It's been eight years since the Food & Drug Administration began accepting applications for a reduced-risk label for tobacco products: one that would indicate that, if used as directed, the alternatives would cause less harm than traditional cigarettes.
In that time nearly three dozen applications have been submitted to the agency, and not one product was deemed a safer alternative. Until now, that is. On Tuesday the FDA granted Swedish Match (OTC:SWMAF) modified risk orders -- approvals for reduced risk labels -- for eight of its General brand of snus, a moist powdered tobacco typically sold in small lozenge-sized pouches.
Coming just after British American Tobacco (NYSE:BTI) submitted a pre-marketing tobacco product application (PMTA) for its Vuse electronic cigarette, this inspires some hope that, yes, the FDA will actually say there are safer alternatives to cigarettes.
Where tobacco sales are growing
Snus and snuff are one of the fastest-growing tobacco products on the market. After 250% growth in 2018, some analysts believe the market could double in size and become a $1.6 billion industry in the U.S. Still small in comparison to cigarettes, and even e-cigs, but for a rather obscure and mostly Scandanavian product it shows a lot of potential. Even more so now that Swedish Match has garnered this coveted designation.
Swedish Match is the global giant in snus, and though it is the third largest in the U.S. behind British American and Altria (NYSE:MO), it has embarked on a large expansion plan. Recently it launched a nationwide rollout of its ZYN brand of nicotine pouches, an offshoot of the snus category in that it doesn't actually contain tobacco, but rather uses nicotine salts that are combined with food-grade filler.
The big marketing push was likely behind Altria's acquisition of the global business of Swiss tobacco company Burger Sohne, which produces a product similar to ZYN under the name on! Altria was so intent on matching Swedish Match's growth that it obtained permission from Burger Sohne to begin distribution in the U.S. even before the acquisition was completed.
A long time coming
Swedish Match has been one of the most prolific filers ofs (MRTPs), but its original applications were thwarted by the FDA because the snus maker wanted to remove a warning label saying the products may cause gum disease and tooth loss. While the regulatory agency denied its applications because of those claims, it also told Swedish Match it could resubmit the applications if they altered their language.
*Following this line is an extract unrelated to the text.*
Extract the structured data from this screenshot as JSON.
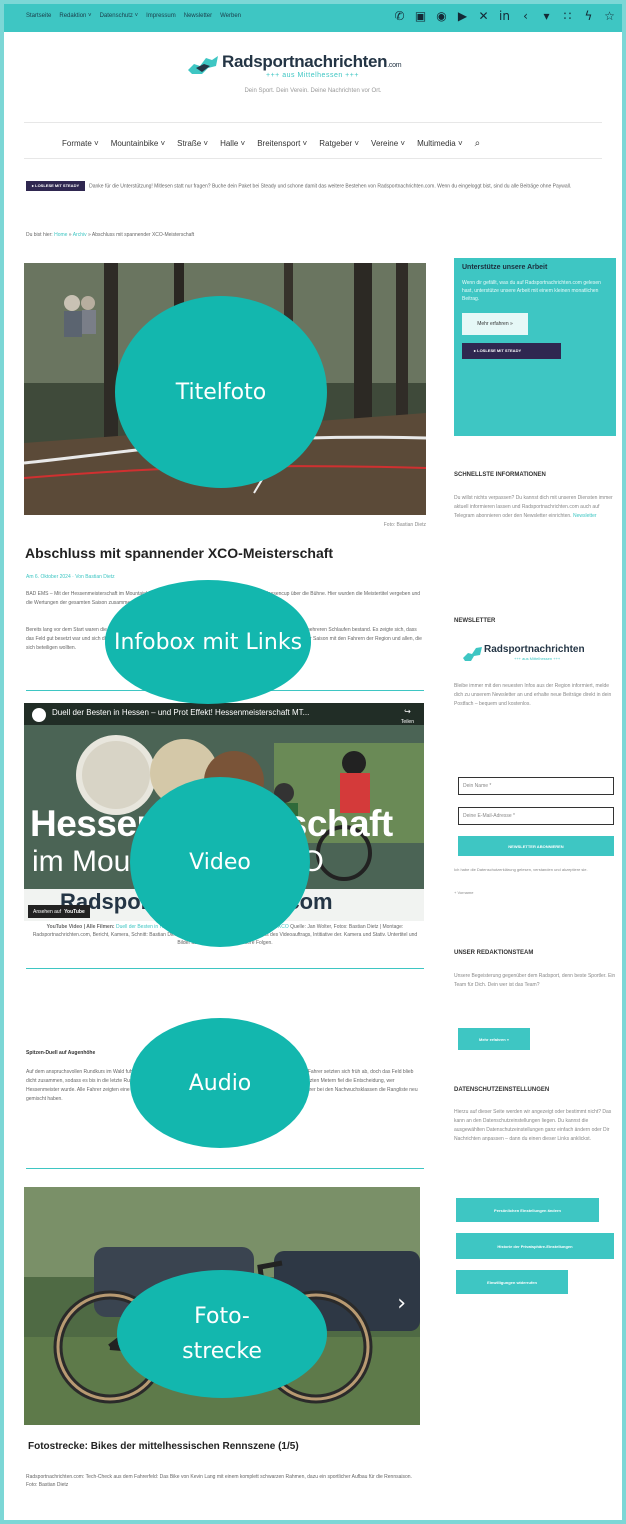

In September 2018, Swedish Match resubmitted its MRTPs, removing the offending language but also including scientific studies that corroborated the less harmful effect snus had on users. It also suggested modified-risk language that read, "Using General Snus instead of cigarettes puts you at a lower risk of mouth cancer, heart disease, lung cancer, stroke, emphysema, and chronic bronchitis."
The FDA very much liked the studies and the new language, and noted that while there were still risks associated with snus for people who have never smoked, so that not using them at all was the best option, for smokers snus would be a benefit.
First to market
Swedish Match now gains a big competitive advantage, as it becomes the only tobacco company on the market that is able to advertise its products as being safer than cigarettes. Whereas Philip Morris International (NYSE:PM) got pre-marketing approval from the FDA for its IQOS heated tobacco device, it is still awaiting a decision on a reduced-risk label. Similarly, British American's Vuse PMTA is also for marketing approval, not risk reduction.
It's possible, now that the FDA has opened the sluice, that there will be a flood of approvals coming for other reduced-risk products, but Swedish Match has earned the distinction of being the first to win the label, and it will undoubtedly use that to its advantage.
Editor's note: This article has been corrected to change two mentions of pre-marketing tobacco product applications (PMTAs) tos (MRTPs).